Try and effect the protection of the railroad. I have no information of any enemy approaching The Narrows, and until that there is no immediate necessity of going there.

In your note in reply to mine relative to the re-enforcement of the enemy at Lewisburg you informed me that, in case you did not deem it proper upon information to attack the enemy, you would take position so as to afford the protection desired. Cannot this be done now?

I shall be at Dublin Depot to-morrow.

Respectfully, your obedient servant,

Major-General, Commanding.

Numbers 6. Report of Brigadier General Henry Heth, C. S. Army.

May 23, 1862.

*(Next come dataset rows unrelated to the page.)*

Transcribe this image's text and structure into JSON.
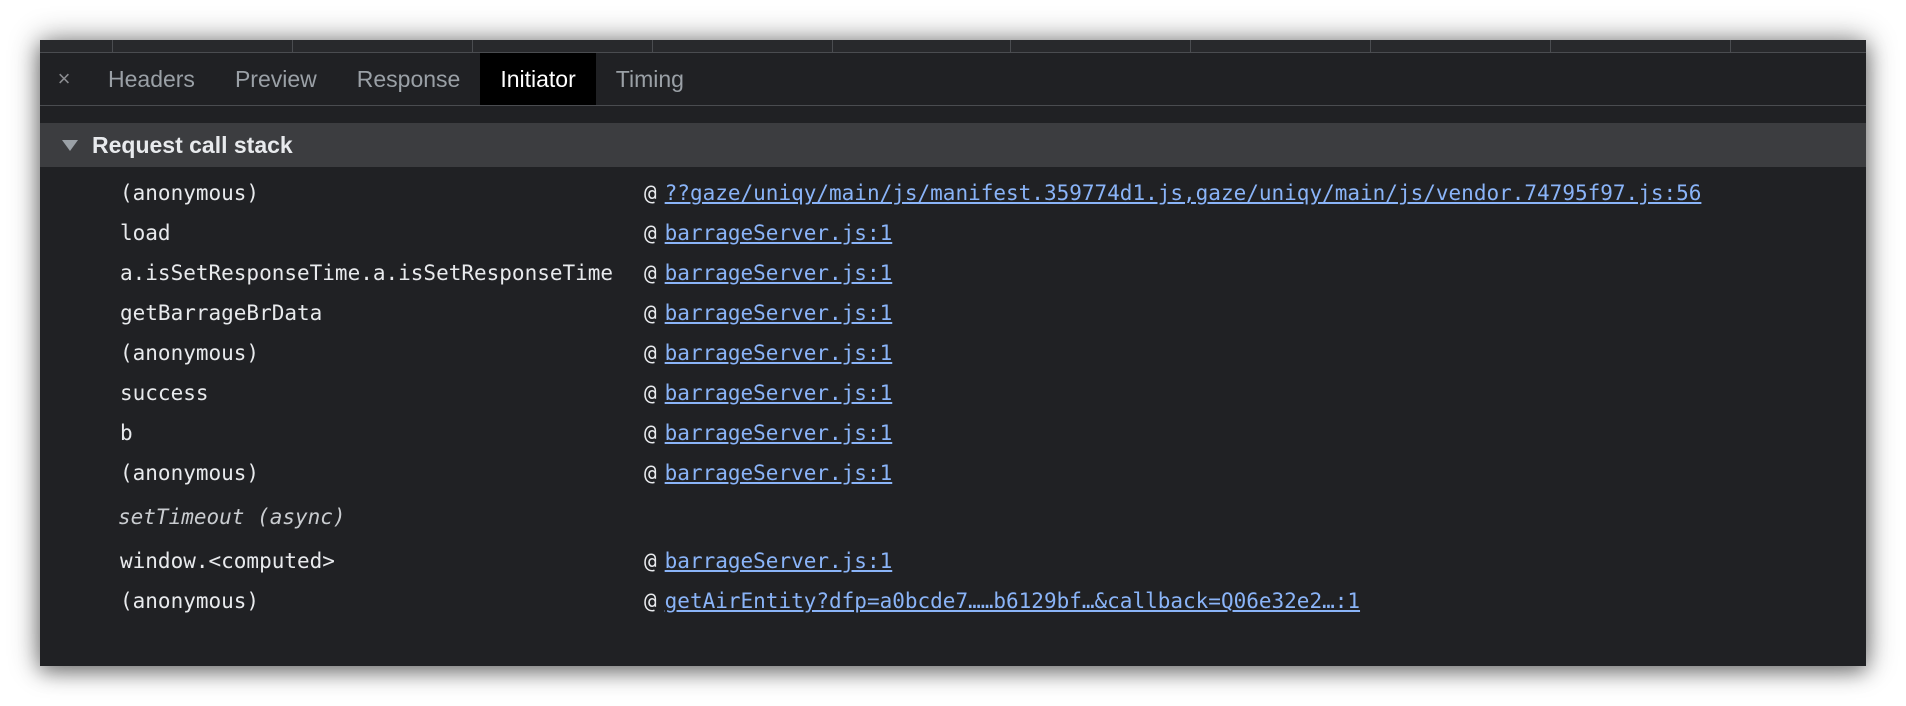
{
  "tabs": {
    "close_symbol": "×",
    "items": [
      {
        "label": "Headers",
        "active": false
      },
      {
        "label": "Preview",
        "active": false
      },
      {
        "label": "Response",
        "active": false
      },
      {
        "label": "Initiator",
        "active": true
      },
      {
        "label": "Timing",
        "active": false
      }
    ]
  },
  "section": {
    "title": "Request call stack",
    "expanded": true
  },
  "at_symbol": "@",
  "frames": [
    {
      "function": "(anonymous)",
      "location": "??gaze/uniqy/main/js/manifest.359774d1.js,gaze/uniqy/main/js/vendor.74795f97.js:56"
    },
    {
      "function": "load",
      "location": "barrageServer.js:1"
    },
    {
      "function": "a.isSetResponseTime.a.isSetResponseTime",
      "location": "barrageServer.js:1"
    },
    {
      "function": "getBarrageBrData",
      "location": "barrageServer.js:1"
    },
    {
      "function": "(anonymous)",
      "location": "barrageServer.js:1"
    },
    {
      "function": "success",
      "location": "barrageServer.js:1"
    },
    {
      "function": "b",
      "location": "barrageServer.js:1"
    },
    {
      "function": "(anonymous)",
      "location": "barrageServer.js:1"
    },
    {
      "async_label": "setTimeout (async)"
    },
    {
      "function": "window.<computed>",
      "location": "barrageServer.js:1"
    },
    {
      "function": "(anonymous)",
      "location": "getAirEntity?dfp=a0bcde7……b6129bf…&callback=Q06e32e2…:1"
    }
  ],
  "colors": {
    "panel_bg": "#202124",
    "section_header_bg": "#3c3d40",
    "link": "#8ab4f8",
    "active_tab_bg": "#000000"
  }
}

GENERAL: I have the honor to state that after the rout of Cox's army by the combined forces of General Johnson and my own I at once concluded to attack the force at Lewisburg, and was the more determined upon this course when I learned that the enemy had divided his force at Lewisburg and sent a portion of it in the direction of Covington.

This plan was communicated to you on assuming the command of the department; in fact, the movement had then already commenced.

I proceeded rapidly in the direction of Lewisburg. I had the most accurate information of the enemy's force in every respect. He numbered about 1,500 men (infantry)-two regiments-two mountain howitzers, and about 150 cavalry. The force I led against him numbered about 2,000 infantry, three batteries, and about 100 cavalry.

My chance of success was good, provided I could surprise the enemy and get into position. This I succeeded in doing far beyond my expectation. Most of his pickets were captured, and I attained without firing a shot that position in front of Lewisburg which I would have selected.

The enemy retired to a range of hill corresponding in height on the west side of the town.

As my regiments and batteries arrived they were deployed as follows:

Finney's battalion on the left, the Forty-fifth Regiment in the center, and the Twenty-second Virginia Regiment on the right; Lieutenant-Colonel Cook's battalion of dismounted men, Eighth Virginia Cavalry, as the reserve.

While deploying and getting my batteries into position the enemy, evidently in order to cover the retreat of his wagons, threw forward his smallest regiment, sending one-half to the right and the other to the left of the main approach to the town.

I advanced to meet him. I directed Lieutenant-Colonel Finney, commanding battalion, to occupy a small body of oak timber. In doing this Colonel Finney had to cross a wheat field. The enemy, numbering only three companies, opened upon his battalion a very severe fire, which possible compelled his command to fall back. At this time the left of the enemy was in full retreat. One of those causeless panics for which there is no accounting seized upon my command. Victory was in my grasp, instead of which I have to admit a most disgraceful retreat.

The field officers, among whom none were more conspicuous than the gallant Lieutenant-Colonel Finney, as well as some few captains, threw themselves between the enemy and their retreating men, but threats and persuasions were alike unavailing. The result is, we mourn the loss of many a brave officer.

The only excuse that can be offered for the disgraceful behavior of three regiments and batteries is that they are filled with conscripts and newly officered under the election system.

I cannot as yet ascertain our exact loss, but will furnish you reports at my earliest convenience. By far the greater portion of the casualties was among the officers-a consequence of the panic.

I do not wish to be understood as shifting the responsibility of what has occured upon the shoulders of my troops, for as a general is the recipient of honors gained, so he should bear his proportion of the result of the disaster. I simply give you a plain statement of facts apparent to all present.

I move to-morrow or next day to my original position at The Narrows, as the tents of my command are there.

I have the honor to be, &c.,


Major General W. W. LORING,
Commanding Department of Southwest Virginia.

Civil War

West Virginia Archives and History